School closes after 103 years
When the bell rings at Blackmount School this afternoon, it will not only mark the start of the winter holidays but it will signal the end of lessons forever.
The Western Southland school is closing today after 103 years of education.
Blackmount's three remaining pupils, Nikita Gow, 12, Sarah Slee, 9, and Harry Mather, 5, will be sitting in new classrooms, in new schools, next term.
This week, the trio enjoyed their last few days together.
"It's quite big for only three people," Sarah says.
The school once boasted a roll of 40. Now, it has more iPads than pupils, the cost of isolation taking its toll.
The decision to close was not an easy one, principal Linda Lewis says.
The school, roughly halfway between Tuatapere and Manapouri, was opened in 1911 and has always been a hub in the rural community.
However, it became clear the school could not remain viable after a survey revealed only eight potential pupils for the next few years, Lewis says.
The community made the hard decision to go into voluntary closure in February.
It has been an especially difficult decision for Lewis, who has been part of the school since 1989.
She was there when fire destroyed the building in 1995, there when Deputy Prime Minister Bill English unexpectedly popped in for a cuppa one morning.
She will also be there when the school officially closes.
"I know it's all happening, but it's still going to be funny to walk in here next term and there won't be any children. In a way, [the school has] been like a family."
It's hard to keep a secret in such a close-knit setting, but the pupils have crafted a surprise for their principal - a special banner commemorating their last days at the school.
There are the snow-topped hills, sewn on above the tiny school, and a giant tree, embellished with buttons.
Out of the tree, three colourful birds are poised, ready to take flight.

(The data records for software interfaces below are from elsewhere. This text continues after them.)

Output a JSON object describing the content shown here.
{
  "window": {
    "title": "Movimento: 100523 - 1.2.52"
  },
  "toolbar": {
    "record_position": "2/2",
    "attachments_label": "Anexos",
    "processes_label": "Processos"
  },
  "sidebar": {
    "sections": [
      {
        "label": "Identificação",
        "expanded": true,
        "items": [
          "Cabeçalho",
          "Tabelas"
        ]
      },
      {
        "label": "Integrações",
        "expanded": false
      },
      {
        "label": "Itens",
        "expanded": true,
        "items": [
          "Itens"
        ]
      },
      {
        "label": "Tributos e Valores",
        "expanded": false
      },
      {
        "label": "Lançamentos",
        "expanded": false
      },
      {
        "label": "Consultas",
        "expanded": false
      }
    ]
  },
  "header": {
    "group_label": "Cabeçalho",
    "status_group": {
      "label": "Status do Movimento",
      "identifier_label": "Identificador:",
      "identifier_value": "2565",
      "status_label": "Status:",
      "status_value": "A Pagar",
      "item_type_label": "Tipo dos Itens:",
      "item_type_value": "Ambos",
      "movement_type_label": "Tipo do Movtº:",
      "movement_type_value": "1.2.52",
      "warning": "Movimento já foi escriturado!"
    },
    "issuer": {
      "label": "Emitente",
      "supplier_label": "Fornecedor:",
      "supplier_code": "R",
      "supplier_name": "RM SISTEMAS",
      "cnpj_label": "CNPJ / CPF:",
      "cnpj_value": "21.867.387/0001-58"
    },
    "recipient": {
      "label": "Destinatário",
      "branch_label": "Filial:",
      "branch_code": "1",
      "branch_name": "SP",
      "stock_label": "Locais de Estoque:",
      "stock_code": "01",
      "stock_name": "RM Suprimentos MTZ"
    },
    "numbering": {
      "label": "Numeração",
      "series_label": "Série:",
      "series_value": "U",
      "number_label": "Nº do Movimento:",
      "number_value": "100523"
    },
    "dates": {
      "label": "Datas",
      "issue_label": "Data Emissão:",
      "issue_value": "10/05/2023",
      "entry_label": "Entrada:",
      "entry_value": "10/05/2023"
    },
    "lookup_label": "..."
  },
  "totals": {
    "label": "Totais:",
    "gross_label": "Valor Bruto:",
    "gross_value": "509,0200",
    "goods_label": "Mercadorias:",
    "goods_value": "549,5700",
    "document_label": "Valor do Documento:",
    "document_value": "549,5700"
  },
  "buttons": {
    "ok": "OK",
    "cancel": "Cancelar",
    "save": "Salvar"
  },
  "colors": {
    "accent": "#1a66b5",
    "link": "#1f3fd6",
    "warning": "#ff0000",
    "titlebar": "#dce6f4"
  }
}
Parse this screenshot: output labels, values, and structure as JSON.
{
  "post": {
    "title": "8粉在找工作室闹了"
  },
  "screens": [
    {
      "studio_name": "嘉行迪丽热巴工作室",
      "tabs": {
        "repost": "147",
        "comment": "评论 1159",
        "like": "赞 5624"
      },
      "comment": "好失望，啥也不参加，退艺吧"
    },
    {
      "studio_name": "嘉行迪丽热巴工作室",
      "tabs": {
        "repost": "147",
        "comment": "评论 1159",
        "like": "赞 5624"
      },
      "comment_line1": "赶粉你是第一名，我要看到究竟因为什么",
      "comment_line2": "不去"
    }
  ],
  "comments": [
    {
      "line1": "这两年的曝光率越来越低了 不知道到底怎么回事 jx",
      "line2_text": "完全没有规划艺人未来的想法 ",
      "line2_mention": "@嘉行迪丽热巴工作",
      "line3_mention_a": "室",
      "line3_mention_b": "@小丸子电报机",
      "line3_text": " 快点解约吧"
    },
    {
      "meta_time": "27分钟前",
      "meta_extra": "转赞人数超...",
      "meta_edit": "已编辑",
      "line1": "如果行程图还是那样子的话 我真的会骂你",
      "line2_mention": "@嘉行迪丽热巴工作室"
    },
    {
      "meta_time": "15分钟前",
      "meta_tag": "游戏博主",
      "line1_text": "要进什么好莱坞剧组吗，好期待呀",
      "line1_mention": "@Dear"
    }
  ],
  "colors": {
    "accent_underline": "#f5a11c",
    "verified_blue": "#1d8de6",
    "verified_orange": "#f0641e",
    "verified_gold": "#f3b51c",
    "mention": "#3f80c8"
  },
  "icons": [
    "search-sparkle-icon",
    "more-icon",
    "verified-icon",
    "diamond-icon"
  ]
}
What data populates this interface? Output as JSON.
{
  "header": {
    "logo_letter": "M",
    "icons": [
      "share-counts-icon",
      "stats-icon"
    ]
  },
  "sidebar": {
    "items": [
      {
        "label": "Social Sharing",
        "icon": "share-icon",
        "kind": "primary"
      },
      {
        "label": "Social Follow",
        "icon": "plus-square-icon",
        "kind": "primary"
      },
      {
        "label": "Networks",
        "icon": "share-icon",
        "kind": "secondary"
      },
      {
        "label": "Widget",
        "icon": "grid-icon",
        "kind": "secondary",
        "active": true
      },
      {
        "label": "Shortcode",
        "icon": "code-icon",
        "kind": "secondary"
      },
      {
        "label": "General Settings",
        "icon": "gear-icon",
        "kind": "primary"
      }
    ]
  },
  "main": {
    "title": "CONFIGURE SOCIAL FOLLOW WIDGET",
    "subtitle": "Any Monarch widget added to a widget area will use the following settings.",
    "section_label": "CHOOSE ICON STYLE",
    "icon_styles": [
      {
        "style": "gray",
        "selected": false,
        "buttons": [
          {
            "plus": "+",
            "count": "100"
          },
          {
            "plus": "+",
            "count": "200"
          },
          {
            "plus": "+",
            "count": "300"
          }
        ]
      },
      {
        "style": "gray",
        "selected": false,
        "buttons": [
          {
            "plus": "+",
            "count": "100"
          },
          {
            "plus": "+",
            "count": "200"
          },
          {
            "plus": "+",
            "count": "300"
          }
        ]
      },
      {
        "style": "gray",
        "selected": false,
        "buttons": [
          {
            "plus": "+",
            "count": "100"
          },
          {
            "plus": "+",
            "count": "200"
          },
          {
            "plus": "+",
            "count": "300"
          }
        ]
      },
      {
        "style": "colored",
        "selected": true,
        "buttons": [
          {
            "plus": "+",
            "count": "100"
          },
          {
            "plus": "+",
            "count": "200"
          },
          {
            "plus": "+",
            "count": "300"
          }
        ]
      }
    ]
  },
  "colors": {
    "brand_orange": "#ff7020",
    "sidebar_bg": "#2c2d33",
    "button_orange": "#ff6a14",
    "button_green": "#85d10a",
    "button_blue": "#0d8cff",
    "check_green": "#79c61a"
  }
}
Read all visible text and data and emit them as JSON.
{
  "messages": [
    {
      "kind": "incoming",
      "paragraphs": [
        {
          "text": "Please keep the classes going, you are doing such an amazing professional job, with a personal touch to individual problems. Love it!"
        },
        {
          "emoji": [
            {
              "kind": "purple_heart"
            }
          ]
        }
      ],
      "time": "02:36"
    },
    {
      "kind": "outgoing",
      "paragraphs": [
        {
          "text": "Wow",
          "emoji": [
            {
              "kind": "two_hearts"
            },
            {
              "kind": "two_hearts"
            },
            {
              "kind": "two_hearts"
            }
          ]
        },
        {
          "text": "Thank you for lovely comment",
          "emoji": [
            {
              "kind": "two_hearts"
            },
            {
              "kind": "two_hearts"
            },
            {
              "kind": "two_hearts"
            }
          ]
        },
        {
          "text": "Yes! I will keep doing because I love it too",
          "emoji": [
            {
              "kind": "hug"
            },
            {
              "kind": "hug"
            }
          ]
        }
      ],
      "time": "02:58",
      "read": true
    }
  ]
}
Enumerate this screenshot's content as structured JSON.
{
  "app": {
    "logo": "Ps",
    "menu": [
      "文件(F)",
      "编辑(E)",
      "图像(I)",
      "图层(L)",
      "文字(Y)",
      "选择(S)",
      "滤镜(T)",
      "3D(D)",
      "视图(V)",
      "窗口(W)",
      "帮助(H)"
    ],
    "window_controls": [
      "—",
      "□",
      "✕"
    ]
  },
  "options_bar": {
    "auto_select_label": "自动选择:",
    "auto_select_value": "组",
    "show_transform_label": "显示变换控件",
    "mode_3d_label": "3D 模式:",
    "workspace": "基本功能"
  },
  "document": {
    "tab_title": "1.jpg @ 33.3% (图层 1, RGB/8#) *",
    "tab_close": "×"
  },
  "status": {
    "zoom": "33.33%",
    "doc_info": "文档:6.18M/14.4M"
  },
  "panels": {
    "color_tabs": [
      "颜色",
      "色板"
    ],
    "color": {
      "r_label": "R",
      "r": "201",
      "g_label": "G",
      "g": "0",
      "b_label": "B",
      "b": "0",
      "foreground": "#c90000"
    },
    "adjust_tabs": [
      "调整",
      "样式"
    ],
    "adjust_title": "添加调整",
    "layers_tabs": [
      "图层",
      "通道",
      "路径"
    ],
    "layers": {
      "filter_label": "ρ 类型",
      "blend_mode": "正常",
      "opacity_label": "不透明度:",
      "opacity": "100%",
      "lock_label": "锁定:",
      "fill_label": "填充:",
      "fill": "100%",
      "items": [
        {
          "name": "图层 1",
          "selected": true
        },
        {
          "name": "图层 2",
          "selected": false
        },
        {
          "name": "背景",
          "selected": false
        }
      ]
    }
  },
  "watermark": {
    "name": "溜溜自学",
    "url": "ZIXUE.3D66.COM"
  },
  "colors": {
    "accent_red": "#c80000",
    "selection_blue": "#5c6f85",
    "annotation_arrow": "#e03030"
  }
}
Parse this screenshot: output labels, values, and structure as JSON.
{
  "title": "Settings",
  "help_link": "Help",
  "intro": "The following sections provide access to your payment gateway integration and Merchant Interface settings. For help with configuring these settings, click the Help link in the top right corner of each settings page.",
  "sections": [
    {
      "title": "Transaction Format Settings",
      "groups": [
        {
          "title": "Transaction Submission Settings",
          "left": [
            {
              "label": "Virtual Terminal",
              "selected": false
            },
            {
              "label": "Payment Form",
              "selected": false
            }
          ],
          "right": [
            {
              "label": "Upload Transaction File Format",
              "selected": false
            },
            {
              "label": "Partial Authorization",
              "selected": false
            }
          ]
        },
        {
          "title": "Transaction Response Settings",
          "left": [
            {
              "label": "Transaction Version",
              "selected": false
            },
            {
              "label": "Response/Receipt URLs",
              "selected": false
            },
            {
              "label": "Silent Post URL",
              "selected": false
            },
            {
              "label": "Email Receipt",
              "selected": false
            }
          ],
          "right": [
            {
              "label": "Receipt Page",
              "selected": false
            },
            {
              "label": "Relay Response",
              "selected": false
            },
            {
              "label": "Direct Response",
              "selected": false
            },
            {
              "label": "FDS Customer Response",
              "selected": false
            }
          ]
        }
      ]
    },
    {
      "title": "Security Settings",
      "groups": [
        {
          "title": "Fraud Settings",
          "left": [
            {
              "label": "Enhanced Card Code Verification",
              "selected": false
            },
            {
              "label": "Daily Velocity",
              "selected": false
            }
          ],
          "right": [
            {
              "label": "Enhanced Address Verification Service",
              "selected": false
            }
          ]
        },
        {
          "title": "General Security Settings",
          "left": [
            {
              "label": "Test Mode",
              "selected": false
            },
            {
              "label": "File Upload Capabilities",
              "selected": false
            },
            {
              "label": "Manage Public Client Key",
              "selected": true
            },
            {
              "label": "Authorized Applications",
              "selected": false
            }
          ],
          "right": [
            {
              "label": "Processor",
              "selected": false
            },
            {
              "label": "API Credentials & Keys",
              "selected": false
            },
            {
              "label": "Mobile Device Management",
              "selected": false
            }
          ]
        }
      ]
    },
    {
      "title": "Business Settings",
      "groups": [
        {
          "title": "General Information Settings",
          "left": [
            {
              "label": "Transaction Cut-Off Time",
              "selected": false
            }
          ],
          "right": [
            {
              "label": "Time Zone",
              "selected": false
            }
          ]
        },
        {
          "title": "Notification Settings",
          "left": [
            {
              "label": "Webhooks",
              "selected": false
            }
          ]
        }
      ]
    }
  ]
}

"We're the birds, flying away," Harry said.
A closing function will be held at Blackmount School on July 19, ahead of the official closing date of July 20.
The Southland Times